The records that follow are to be reproduced exactly. Any pictures in them are left out.

MATERIAL FOR THE TASK: Begin

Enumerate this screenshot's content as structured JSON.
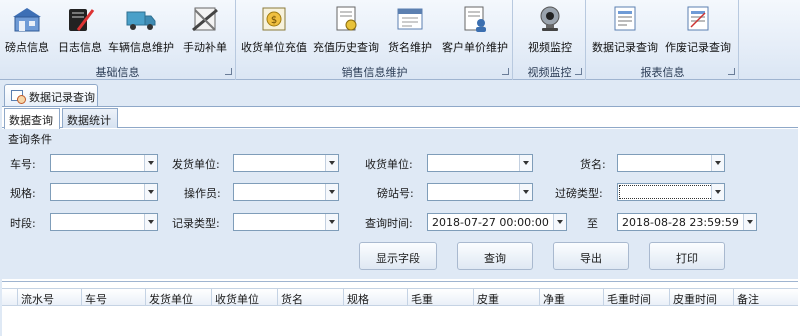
{
  "ribbon": {
    "groups": [
      {
        "label": "基础信息",
        "buttons": [
          {
            "label": "磅点信息",
            "icon": "warehouse-icon"
          },
          {
            "label": "日志信息",
            "icon": "notebook-pen-icon"
          },
          {
            "label": "车辆信息维护",
            "icon": "truck-icon"
          },
          {
            "label": "手动补单",
            "icon": "tools-icon"
          }
        ]
      },
      {
        "label": "销售信息维护",
        "buttons": [
          {
            "label": "收货单位充值",
            "icon": "recharge-icon"
          },
          {
            "label": "充值历史查询",
            "icon": "history-document-icon"
          },
          {
            "label": "货名维护",
            "icon": "goods-form-icon"
          },
          {
            "label": "客户单价维护",
            "icon": "customer-price-icon"
          }
        ]
      },
      {
        "label": "视频监控",
        "buttons": [
          {
            "label": "视频监控",
            "icon": "webcam-icon"
          }
        ]
      },
      {
        "label": "报表信息",
        "buttons": [
          {
            "label": "数据记录查询",
            "icon": "data-report-icon"
          },
          {
            "label": "作废记录查询",
            "icon": "void-report-icon"
          }
        ]
      }
    ]
  },
  "document_tab": {
    "label": "数据记录查询"
  },
  "inner_tabs": [
    {
      "label": "数据查询",
      "active": true
    },
    {
      "label": "数据统计",
      "active": false
    }
  ],
  "filter": {
    "title": "查询条件",
    "fields": {
      "plate": {
        "label": "车号:",
        "value": ""
      },
      "sender": {
        "label": "发货单位:",
        "value": ""
      },
      "receiver": {
        "label": "收货单位:",
        "value": ""
      },
      "goods": {
        "label": "货名:",
        "value": ""
      },
      "spec": {
        "label": "规格:",
        "value": ""
      },
      "operator": {
        "label": "操作员:",
        "value": ""
      },
      "station": {
        "label": "磅站号:",
        "value": ""
      },
      "weigh_type": {
        "label": "过磅类型:",
        "value": ""
      },
      "period": {
        "label": "时段:",
        "value": ""
      },
      "record_type": {
        "label": "记录类型:",
        "value": ""
      },
      "query_time": {
        "label": "查询时间:",
        "value": "2018-07-27 00:00:00"
      },
      "to": {
        "label": "至",
        "value": "2018-08-28 23:59:59"
      }
    },
    "buttons": {
      "show_fields": "显示字段",
      "query": "查询",
      "export": "导出",
      "print": "打印"
    }
  },
  "grid": {
    "columns": [
      "流水号",
      "车号",
      "发货单位",
      "收货单位",
      "货名",
      "规格",
      "毛重",
      "皮重",
      "净重",
      "毛重时间",
      "皮重时间",
      "备注"
    ],
    "rows": []
  }
}
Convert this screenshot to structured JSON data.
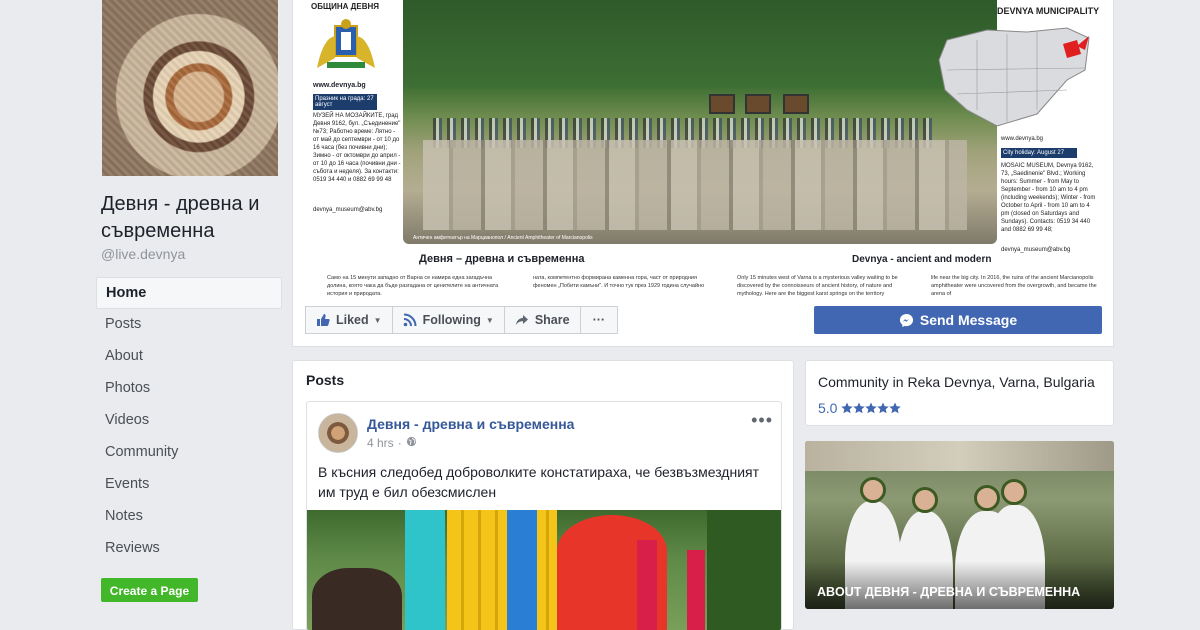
{
  "page": {
    "name": "Девня - древна и съвременна",
    "handle": "@live.devnya"
  },
  "nav": [
    "Home",
    "Posts",
    "About",
    "Photos",
    "Videos",
    "Community",
    "Events",
    "Notes",
    "Reviews"
  ],
  "create_page": "Create a Page",
  "cover": {
    "municipality_bg": "ОБЩИНА ДЕВНЯ",
    "municipality_en": "DEVNYA MUNICIPALITY",
    "url": "www.devnya.bg",
    "holiday_bg": "Празник на града: 27 август",
    "holiday_en": "City holiday: August 27",
    "museum_bg": "МУЗЕЙ НА МОЗАЙКИТЕ, град Девня 9162, бул. „Съединение\" №73; Работно време: Лятно - от май до септември - от 10 до 16 часа (без почивни дни); Зимно - от октомври до април - от 10 до 16 часа (почивни дни - събота и неделя). За контакти: 0519 34 440 и 0882 69 99 48",
    "museum_en": "MOSAIC MUSEUM, Devnya 9162, 73, „Saedinenie\" Blvd.; Working hours: Summer - from May to September - from 10 am to 4 pm (including weekends); Winter - from October to April - from 10 am to 4 pm (closed on Saturdays and Sundays). Contacts: 0519 34 440 and 0882 69 99 48;",
    "email": "devnya_museum@abv.bg",
    "caption_bg": "Девня – древна и съвременна",
    "caption_en": "Devnya - ancient and modern",
    "photo_caption": "Античен амфитеатър на Марцианопол / Ancient Amphitheater of Marcianopolis",
    "body_bg": "Само на 15 минути западно от Варна се намира една загадъчна долина, която чака да бъде разгадана от ценителите на античната история и природата.",
    "body_bg2": "ната, компетентно формирана каменна гора, част от природния феномен „Побити камъни\". И точно тук през 1929 година случайно",
    "body_en": "Only 15 minutes west of Varna is a mysterious valley waiting to be discovered by the connoisseurs of ancient history, of nature and mythology. Here are the biggest karst springs on the territory",
    "body_en2": "life near the big city. In 2016, the ruins of the ancient Marcianopolis amphitheater were uncovered from the overgrowth, and became the arena of"
  },
  "actions": {
    "liked": "Liked",
    "following": "Following",
    "share": "Share",
    "more": "···",
    "send_message": "Send Message"
  },
  "posts": {
    "title": "Posts",
    "author": "Девня - древна и съвременна",
    "time": "4 hrs",
    "text": "В късния следобед доброволките констатираха, че безвъзмездният им труд е бил обезсмислен"
  },
  "about": {
    "location": "Community in Reka Devnya, Varna, Bulgaria",
    "rating": "5.0",
    "stars": 5
  },
  "photo_card": {
    "label": "ABOUT ДЕВНЯ - ДРЕВНА И СЪВРЕМЕННА"
  },
  "colors": {
    "accent": "#4267b2",
    "link": "#365899",
    "create_green": "#42b72a",
    "background": "#e9ebee"
  }
}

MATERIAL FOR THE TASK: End

_ANSWER BELOW:_
Enumerate this screenshot's content as structured JSON.
{
  "ribbon": {
    "groups": [
      {
        "label": "基础信息",
        "buttons": [
          {
            "label": "磅点信息",
            "icon": "warehouse-icon"
          },
          {
            "label": "日志信息",
            "icon": "notebook-pen-icon"
          },
          {
            "label": "车辆信息维护",
            "icon": "truck-icon"
          },
          {
            "label": "手动补单",
            "icon": "tools-icon"
          }
        ]
      },
      {
        "label": "销售信息维护",
        "buttons": [
          {
            "label": "收货单位充值",
            "icon": "recharge-icon"
          },
          {
            "label": "充值历史查询",
            "icon": "history-document-icon"
          },
          {
            "label": "货名维护",
            "icon": "goods-form-icon"
          },
          {
            "label": "客户单价维护",
            "icon": "customer-price-icon"
          }
        ]
      },
      {
        "label": "视频监控",
        "buttons": [
          {
            "label": "视频监控",
            "icon": "webcam-icon"
          }
        ]
      },
      {
        "label": "报表信息",
        "buttons": [
          {
            "label": "数据记录查询",
            "icon": "data-report-icon"
          },
          {
            "label": "作废记录查询",
            "icon": "void-report-icon"
          }
        ]
      }
    ]
  },
  "document_tab": {
    "label": "数据记录查询"
  },
  "inner_tabs": [
    {
      "label": "数据查询",
      "active": true
    },
    {
      "label": "数据统计",
      "active": false
    }
  ],
  "filter": {
    "title": "查询条件",
    "fields": {
      "plate": {
        "label": "车号:",
        "value": ""
      },
      "sender": {
        "label": "发货单位:",
        "value": ""
      },
      "receiver": {
        "label": "收货单位:",
        "value": ""
      },
      "goods": {
        "label": "货名:",
        "value": ""
      },
      "spec": {
        "label": "规格:",
        "value": ""
      },
      "operator": {
        "label": "操作员:",
        "value": ""
      },
      "station": {
        "label": "磅站号:",
        "value": ""
      },
      "weigh_type": {
        "label": "过磅类型:",
        "value": ""
      },
      "period": {
        "label": "时段:",
        "value": ""
      },
      "record_type": {
        "label": "记录类型:",
        "value": ""
      },
      "query_time": {
        "label": "查询时间:",
        "value": "2018-07-27 00:00:00"
      },
      "to": {
        "label": "至",
        "value": "2018-08-28 23:59:59"
      }
    },
    "buttons": {
      "show_fields": "显示字段",
      "query": "查询",
      "export": "导出",
      "print": "打印"
    }
  },
  "grid": {
    "columns": [
      "流水号",
      "车号",
      "发货单位",
      "收货单位",
      "货名",
      "规格",
      "毛重",
      "皮重",
      "净重",
      "毛重时间",
      "皮重时间",
      "备注"
    ],
    "rows": []
  }
}
Convert this screenshot to structured JSON data.
{
  "page": {
    "name": "Девня - древна и съвременна",
    "handle": "@live.devnya"
  },
  "nav": [
    "Home",
    "Posts",
    "About",
    "Photos",
    "Videos",
    "Community",
    "Events",
    "Notes",
    "Reviews"
  ],
  "create_page": "Create a Page",
  "cover": {
    "municipality_bg": "ОБЩИНА ДЕВНЯ",
    "municipality_en": "DEVNYA MUNICIPALITY",
    "url": "www.devnya.bg",
    "holiday_bg": "Празник на града: 27 август",
    "holiday_en": "City holiday: August 27",
    "museum_bg": "МУЗЕЙ НА МОЗАЙКИТЕ, град Девня 9162, бул. „Съединение\" №73; Работно време: Лятно - от май до септември - от 10 до 16 часа (без почивни дни); Зимно - от октомври до април - от 10 до 16 часа (почивни дни - събота и неделя). За контакти: 0519 34 440 и 0882 69 99 48",
    "museum_en": "MOSAIC MUSEUM, Devnya 9162, 73, „Saedinenie\" Blvd.; Working hours: Summer - from May to September - from 10 am to 4 pm (including weekends); Winter - from October to April - from 10 am to 4 pm (closed on Saturdays and Sundays). Contacts: 0519 34 440 and 0882 69 99 48;",
    "email": "devnya_museum@abv.bg",
    "caption_bg": "Девня – древна и съвременна",
    "caption_en": "Devnya - ancient and modern",
    "photo_caption": "Античен амфитеатър на Марцианопол / Ancient Amphitheater of Marcianopolis",
    "body_bg": "Само на 15 минути западно от Варна се намира една загадъчна долина, която чака да бъде разгадана от ценителите на античната история и природата.",
    "body_bg2": "ната, компетентно формирана каменна гора, част от природния феномен „Побити камъни\". И точно тук през 1929 година случайно",
    "body_en": "Only 15 minutes west of Varna is a mysterious valley waiting to be discovered by the connoisseurs of ancient history, of nature and mythology. Here are the biggest karst springs on the territory",
    "body_en2": "life near the big city. In 2016, the ruins of the ancient Marcianopolis amphitheater were uncovered from the overgrowth, and became the arena of"
  },
  "actions": {
    "liked": "Liked",
    "following": "Following",
    "share": "Share",
    "more": "···",
    "send_message": "Send Message"
  },
  "posts": {
    "title": "Posts",
    "author": "Девня - древна и съвременна",
    "time": "4 hrs",
    "text": "В късния следобед доброволките констатираха, че безвъзмездният им труд е бил обезсмислен"
  },
  "about": {
    "location": "Community in Reka Devnya, Varna, Bulgaria",
    "rating": "5.0",
    "stars": 5
  },
  "photo_card": {
    "label": "ABOUT ДЕВНЯ - ДРЕВНА И СЪВРЕМЕННА"
  },
  "colors": {
    "accent": "#4267b2",
    "link": "#365899",
    "create_green": "#42b72a",
    "background": "#e9ebee"
  }
}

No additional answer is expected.